The plant at Heysham, together with those at Stanlow and Billingham produced iso-octane additives required to raise 87 octane fuel to 100 octane rating. Initially, the limited size of the 100 octane fuel stockpile required strict rationing until supplies could be increased to meet requirements and the 100 octane fuel was dyed green to distinguish it from the 87 octane fuel which was blue.
Bulk supply contracts for higher octane fuel were placed by the Air Ministry and it was put into widespread use in the RAF in March 1940 when Spitfires' Rolls Royce Merlin engines were converted to use the 100 octane fuel.
By May 1940, reconnaissance Spitfires had begun flying combat missions using the 100 octane fuel. By 31 July 1940, there were 384 Spitfires serving in 19 squadrons using the 100 octane fuel.

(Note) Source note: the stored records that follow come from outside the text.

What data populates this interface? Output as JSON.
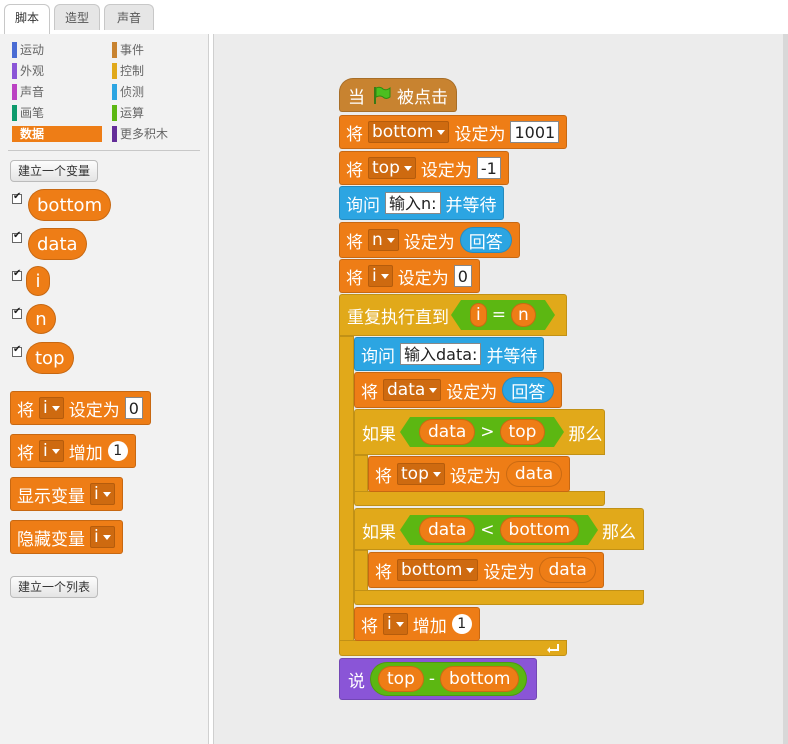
{
  "tabs": [
    "脚本",
    "造型",
    "声音"
  ],
  "categories": [
    {
      "label": "运动",
      "color": "#4a6cd4"
    },
    {
      "label": "事件",
      "color": "#c88330"
    },
    {
      "label": "外观",
      "color": "#8a55d7"
    },
    {
      "label": "控制",
      "color": "#e1a91a"
    },
    {
      "label": "声音",
      "color": "#bb42c3"
    },
    {
      "label": "侦测",
      "color": "#2ca5e2"
    },
    {
      "label": "画笔",
      "color": "#0e9a6c"
    },
    {
      "label": "运算",
      "color": "#5cb712"
    },
    {
      "label": "数据",
      "color": "#ee7d16"
    },
    {
      "label": "更多积木",
      "color": "#632d99"
    }
  ],
  "palette": {
    "make_variable": "建立一个变量",
    "make_list": "建立一个列表",
    "variables": [
      "bottom",
      "data",
      "i",
      "n",
      "top"
    ],
    "set_label": "将",
    "set_mid": "设定为",
    "set_var": "i",
    "set_value": "0",
    "change_label": "将",
    "change_mid": "增加",
    "change_var": "i",
    "change_value": "1",
    "show_label": "显示变量",
    "show_var": "i",
    "hide_label": "隐藏变量",
    "hide_var": "i"
  },
  "script": {
    "hat": {
      "when": "当",
      "clicked": "被点击"
    },
    "set_word": "将",
    "set_to": "设定为",
    "set_bottom": {
      "var": "bottom",
      "value": "1001"
    },
    "set_top": {
      "var": "top",
      "value": "-1"
    },
    "ask1": {
      "ask": "询问",
      "prompt": "输入n:",
      "wait": "并等待"
    },
    "set_n": {
      "var": "n",
      "value": "回答"
    },
    "set_i": {
      "var": "i",
      "value": "0"
    },
    "repeat_until": {
      "label": "重复执行直到",
      "left": "i",
      "op": "=",
      "right": "n"
    },
    "ask2": {
      "ask": "询问",
      "prompt": "输入data:",
      "wait": "并等待"
    },
    "set_data": {
      "var": "data",
      "value": "回答"
    },
    "if1": {
      "if": "如果",
      "left": "data",
      "op": ">",
      "right": "top",
      "then": "那么"
    },
    "set_top_data": {
      "var": "top",
      "value": "data"
    },
    "if2": {
      "if": "如果",
      "left": "data",
      "op": "<",
      "right": "bottom",
      "then": "那么"
    },
    "set_bottom_data": {
      "var": "bottom",
      "value": "data"
    },
    "change_i": {
      "word": "将",
      "var": "i",
      "mid": "增加",
      "value": "1"
    },
    "say": {
      "word": "说",
      "left": "top",
      "op": "-",
      "right": "bottom"
    }
  }
}
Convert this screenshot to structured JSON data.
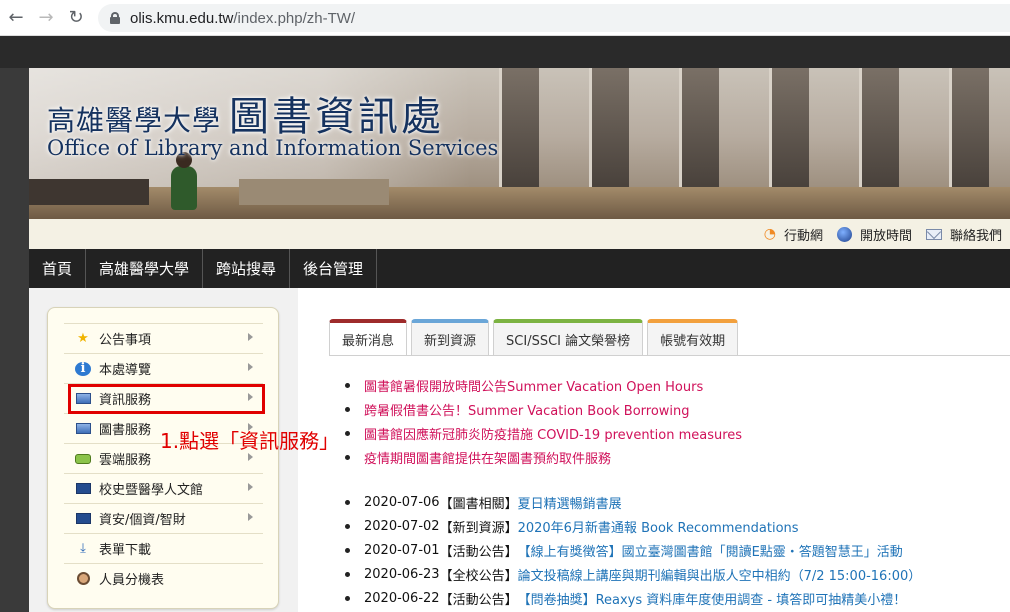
{
  "browser": {
    "url_host": "olis.kmu.edu.tw",
    "url_path": "/index.php/zh-TW/"
  },
  "banner": {
    "title_cn_small": "高雄醫學大學",
    "title_cn_big": "圖書資訊處",
    "title_en": "Office of Library and Information Services"
  },
  "utility": {
    "items": [
      {
        "label": "行動網",
        "icon": "rss-icon"
      },
      {
        "label": "開放時間",
        "icon": "globe-icon"
      },
      {
        "label": "聯絡我們",
        "icon": "mail-icon"
      }
    ]
  },
  "main_nav": {
    "items": [
      "首頁",
      "高雄醫學大學",
      "跨站搜尋",
      "後台管理"
    ]
  },
  "sidebar": {
    "items": [
      {
        "label": "公告事項",
        "icon": "star-icon",
        "has_arrow": true
      },
      {
        "label": "本處導覽",
        "icon": "info-icon",
        "has_arrow": true
      },
      {
        "label": "資訊服務",
        "icon": "window-icon",
        "has_arrow": true
      },
      {
        "label": "圖書服務",
        "icon": "window-icon",
        "has_arrow": true
      },
      {
        "label": "雲端服務",
        "icon": "cloud-icon",
        "has_arrow": true
      },
      {
        "label": "校史暨醫學人文館",
        "icon": "monitor-icon",
        "has_arrow": true
      },
      {
        "label": "資安/個資/智財",
        "icon": "monitor-icon",
        "has_arrow": true
      },
      {
        "label": "表單下載",
        "icon": "download-icon",
        "has_arrow": false
      },
      {
        "label": "人員分機表",
        "icon": "user-icon",
        "has_arrow": false
      }
    ]
  },
  "annotation": {
    "text": "1.點選「資訊服務」",
    "color": "#e00000"
  },
  "tabs": [
    {
      "label": "最新消息",
      "color": "#9e2b2b",
      "active": true
    },
    {
      "label": "新到資源",
      "color": "#6aa6d8",
      "active": false
    },
    {
      "label": "SCI/SSCI 論文榮譽榜",
      "color": "#7cb342",
      "active": false
    },
    {
      "label": "帳號有效期",
      "color": "#f2a03d",
      "active": false
    }
  ],
  "news": [
    "圖書館暑假開放時間公告Summer Vacation Open Hours",
    "跨暑假借書公告！Summer Vacation Book Borrowing",
    "圖書館因應新冠肺炎防疫措施 COVID-19 prevention measures",
    "疫情期間圖書館提供在架圖書預約取件服務"
  ],
  "posts": [
    {
      "date": "2020-07-06",
      "tag": "【圖書相關】",
      "title": "夏日精選暢銷書展"
    },
    {
      "date": "2020-07-02",
      "tag": "【新到資源】",
      "title": "2020年6月新書通報 Book Recommendations"
    },
    {
      "date": "2020-07-01",
      "tag": "【活動公告】",
      "title": "【線上有獎徵答】國立臺灣圖書館「閱讀E點靈・答題智慧王」活動"
    },
    {
      "date": "2020-06-23",
      "tag": "【全校公告】",
      "title": "論文投稿線上講座與期刊編輯與出版人空中相約（7/2 15:00-16:00）"
    },
    {
      "date": "2020-06-22",
      "tag": "【活動公告】",
      "title": "【問卷抽獎】Reaxys 資料庫年度使用調查 - 填答即可抽精美小禮！"
    }
  ]
}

A German aerial reconnaissance photograph, dated October 1940 and marked 'only for internal use', showed the oil refinery with some areas of the plant such as the boiler house, storage tanks (including those under construction), and flat-roofed warehouses being labelled on the photograph.
In 1941 the refinery was bombed: